Rosenthal has been working with the sisters for 15 years and has seen their products blossom over time. The women partner with winemaker Giampiero Bea of Paolo Bea in Montefalco, Umbria, who has really helped them take their wines to the next level. Rosenthal explains that Bea has provided valuable guidance during the production process to better showcase the area’s terroir and add character to the final beverage. For example, he persuaded the sisters to experiment with skin contact on their white wine, which now gives the Coenobium its defining characteristics as an unfiltered, organic, blond-hued wine that’s made more like a red wine than a white. (And it’s just delicious.)
Everything about the viticultural and winemaking processes reflects the nuns’ dedication to live simply. Wine is produced in the most basic way, with very little intervention in the cellar. They grow only local varieties of Italian grapes, including Trebbiano and Sangiovese. A group of sisters tend the vineyards, which are farmed organically, then the entire monastic team harvests the grapes. All the fruit is crushed and fermented in stainless steel vats.
“In the Cistercian tradition, manual labor is to do the divine work of the creator, which sustains the community and enables the order to provide for the poor,” explains Sister Adriana. (Her answers have been translated from Italian to English.) “There is much to do, but the work in the vineyards and the cellar is passionate work.”

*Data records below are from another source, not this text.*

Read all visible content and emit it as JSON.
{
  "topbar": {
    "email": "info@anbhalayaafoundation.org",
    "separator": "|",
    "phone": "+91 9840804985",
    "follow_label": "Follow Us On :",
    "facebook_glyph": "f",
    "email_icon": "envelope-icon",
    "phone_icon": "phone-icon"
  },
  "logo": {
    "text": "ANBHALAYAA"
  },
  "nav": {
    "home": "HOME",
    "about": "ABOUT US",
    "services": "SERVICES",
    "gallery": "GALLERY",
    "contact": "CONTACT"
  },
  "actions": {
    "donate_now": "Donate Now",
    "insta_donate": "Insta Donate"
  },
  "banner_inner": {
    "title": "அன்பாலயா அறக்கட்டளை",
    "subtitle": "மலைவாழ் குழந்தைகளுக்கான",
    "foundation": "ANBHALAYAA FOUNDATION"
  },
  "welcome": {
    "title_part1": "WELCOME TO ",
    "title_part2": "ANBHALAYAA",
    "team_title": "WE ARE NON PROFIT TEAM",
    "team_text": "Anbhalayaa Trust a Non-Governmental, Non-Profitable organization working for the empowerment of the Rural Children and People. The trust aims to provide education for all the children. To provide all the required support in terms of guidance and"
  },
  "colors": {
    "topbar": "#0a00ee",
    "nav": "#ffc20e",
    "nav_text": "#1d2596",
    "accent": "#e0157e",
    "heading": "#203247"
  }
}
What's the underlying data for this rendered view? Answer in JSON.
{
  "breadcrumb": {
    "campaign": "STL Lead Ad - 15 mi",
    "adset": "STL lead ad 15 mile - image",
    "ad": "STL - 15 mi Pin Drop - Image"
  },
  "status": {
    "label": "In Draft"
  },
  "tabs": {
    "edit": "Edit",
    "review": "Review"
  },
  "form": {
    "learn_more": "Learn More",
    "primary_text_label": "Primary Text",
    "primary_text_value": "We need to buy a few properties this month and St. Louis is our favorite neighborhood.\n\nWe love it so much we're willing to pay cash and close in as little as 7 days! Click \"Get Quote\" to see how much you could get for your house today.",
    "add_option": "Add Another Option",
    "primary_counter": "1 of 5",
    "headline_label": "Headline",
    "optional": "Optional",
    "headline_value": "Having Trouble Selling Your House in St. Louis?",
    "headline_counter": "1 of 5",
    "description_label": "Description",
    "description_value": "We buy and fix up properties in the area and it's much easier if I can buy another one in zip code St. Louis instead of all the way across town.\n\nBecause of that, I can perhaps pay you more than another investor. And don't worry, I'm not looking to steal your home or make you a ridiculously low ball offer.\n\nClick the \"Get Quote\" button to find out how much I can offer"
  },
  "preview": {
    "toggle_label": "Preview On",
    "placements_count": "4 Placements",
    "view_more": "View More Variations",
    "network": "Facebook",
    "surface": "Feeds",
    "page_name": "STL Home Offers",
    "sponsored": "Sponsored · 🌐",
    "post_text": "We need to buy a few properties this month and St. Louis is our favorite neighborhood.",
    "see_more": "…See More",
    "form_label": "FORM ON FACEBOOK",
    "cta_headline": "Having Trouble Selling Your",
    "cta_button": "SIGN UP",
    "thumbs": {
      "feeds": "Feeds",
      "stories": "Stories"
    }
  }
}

The resulting wines, though, are anything but simple. Their main wine, Coenobium, is a blend of four native varieties of grapes—Trebbiano, Malvasia, Verdicchio, and Grechetto—and showcases the depth and complexity that skin-contact whites from volcanic soils can bring to the table. This wine accounts for 66% of their annual production, which maxes out at about 18,000 bottles, and the majority actually comes to the U.S. The 2017 vintage offers a surprise to longtime fans: It’s faintly fizzy. Thanks to the lack of added sulfites in the bottle, the wine refermented after bottling and resulted in some bubbles to the traditionally still white wine. The communal effort to produce the final product is eternalized in the wine’s name: Coenobium is a reference to the Latin term for “life in the community.”
The restraint in the Benedic, a red blend of Sangiovese and Ciliegiolo, reflects the gentle nature of the sisters. “Those expecting power may be disappointed, but a wine this guileless is nearly impossible to dislike,” Rosenthal says of the unpretentious, fruit-forward, easy-drinking wine. Its name is a nod to a typical interaction at the monastery. When a younger sister passes an older one, she will ask for the “Benedic,” or blessing.
Then there is the Ruscum, the most rustic style of the trio. Also a white blend of Trebbiano, Malvasia, Verdicchio, and Grechetto, the Ruscum ferments on the lees for two weeks or more, leading to a deep golden color, flavors of wildflowers and herbs, and plenty of minerality.
The nuns didn’t always make wine. They first settled in the area in the 1950s and largely kept to themselves. But as economic times changed, they soon realized they could no longer sustain themselves without additional income. That’s when they started making wine and jams from their gardens to sell and support their endeavors. Turns out, they have a knack for viticulture.
“The greatest reward and the most beautiful aspect is to produce wine in collaboration with each other and the creator,” Sister Adriana adds. “The older sisters share their experience to teach the younger members. It is not always easy—one learns patience, humility, and gratitude.”